Moreover, the NT affirms the exclusivity of Christ—not permitting the worship of false gods (Jn. 14:6; Acts 4:12; 1 Tim. 2:5). If the Romans were trying to create a deity that would be friendly to emperor worship, why invent one that demands worship of Jesus—not Pagan emperors? The Christian faith spread quickly to Pagan countries in the Roman Empire, and it caused many of the “good Roman citizens” to rebel against emperor worship. But why convert Gentiles who were already good Roman citizens? Furthermore, if the NT was supposed to convert Jews, then why write it in Greek—rather than Hebrew or the dialect of Aramaic?

REASON #4: Literary criticism

The gospels and epistles contain different language, themes, and grammatical styles from one another. This reflects multiple authorship—not single authorship. In fact, this is utterly inconsistent with the notion that Josephus was the single author of all 27 NT books (Besides, isn’t it a touch of overkill to write 27 books? Why not just write one book?).

REASON #5: Motivational criticism

Atwill states that the Romans were motivated to invent Christianity to create a more passive Jewish community in Israel. However, the Romans had just destroyed Jerusalem and the Temple. They weren’t trying to rehabilitate Judaism; they were trying to force it into submission. The Romans had no problem utterly destroying the Zealots in Israel—either under those in the Jewish War in AD 66 or later under Bar Kokhba in AD 132.

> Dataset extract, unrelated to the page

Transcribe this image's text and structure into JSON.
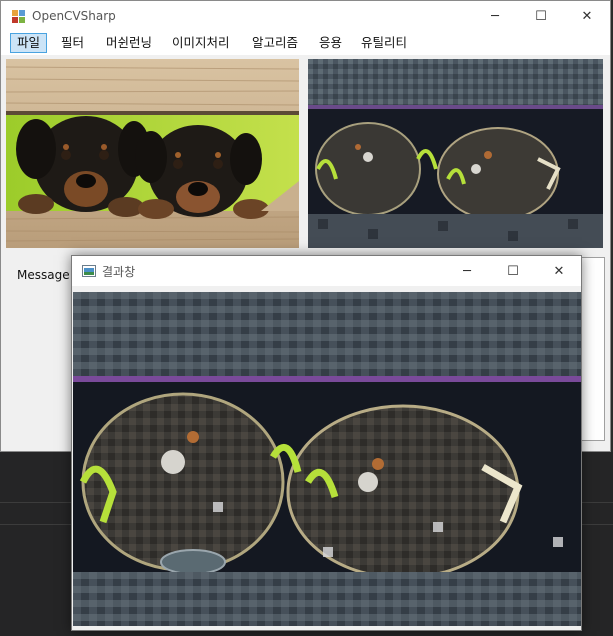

Moreover, most Jewish traditions were non-violent. There were four veins of Judaism in the first century: (1) Pharisees, (2) Sadducees, (3) Essenes, and (4) Zealots. After Jannaeus crucified 800 Pharisees, the Pharisees became apolitical. Likewise, the Sadducees were largely secular, working alongside the Romans, and the Essenes lived far from Jerusalem at Qumran. Therefore, the only remaining group was the Zealot party, which was militaristic. The Pharisees waited for God’s overthrow of Rome, the Sadducees became wealthy off of Rome, the Essenes withdrew from Rome, and the Zealots wanted to war with Rome. Thus if the Romans wanted to “invent” a passive, Jewish theology, they had three out of four groups to choose from. Why invent a new one, which would be unfamiliar to traditional Jews?


We should point out that Joseph Atwill is not a NT scholar or a historian; he is a dotcom businessman. Therefore, he has no educational prowess on this subject—anymore than the average person with a business degree could offer. This is, no doubt, why his work has suffered from such harsh critique in the scholarly world. By the way, the price is $40 a ticket (or 25 British pounds) for Atwill’s “Covert Messiah” conference in London, England this weekend. We would be naïve to think that a business man like Atwill has purely academic motives in throwing this conference.

For these reasons, we won’t be attending Atwill’s conference this Saturday.

[1] Ehrman, Bart D. Did Jesus Exist?: The Historical Argument for Jesus of Nazareth. New York: HarperOne, 2012. 4.

[2] Atwill, Joseph. Caesar’s Messiah: The Roman Conspiracy to Invent Jesus. Berkeley, CA: Ulysses, 2005.

[3] Cornelius Tacitus Annals 15:44.

[4] Pliny’s Letters (10.97).

[5] Even secular scholars will date Paul’s epistles long before Josephus ever wrote. Atwill’s theory would have to utterly redate all of NT chronology.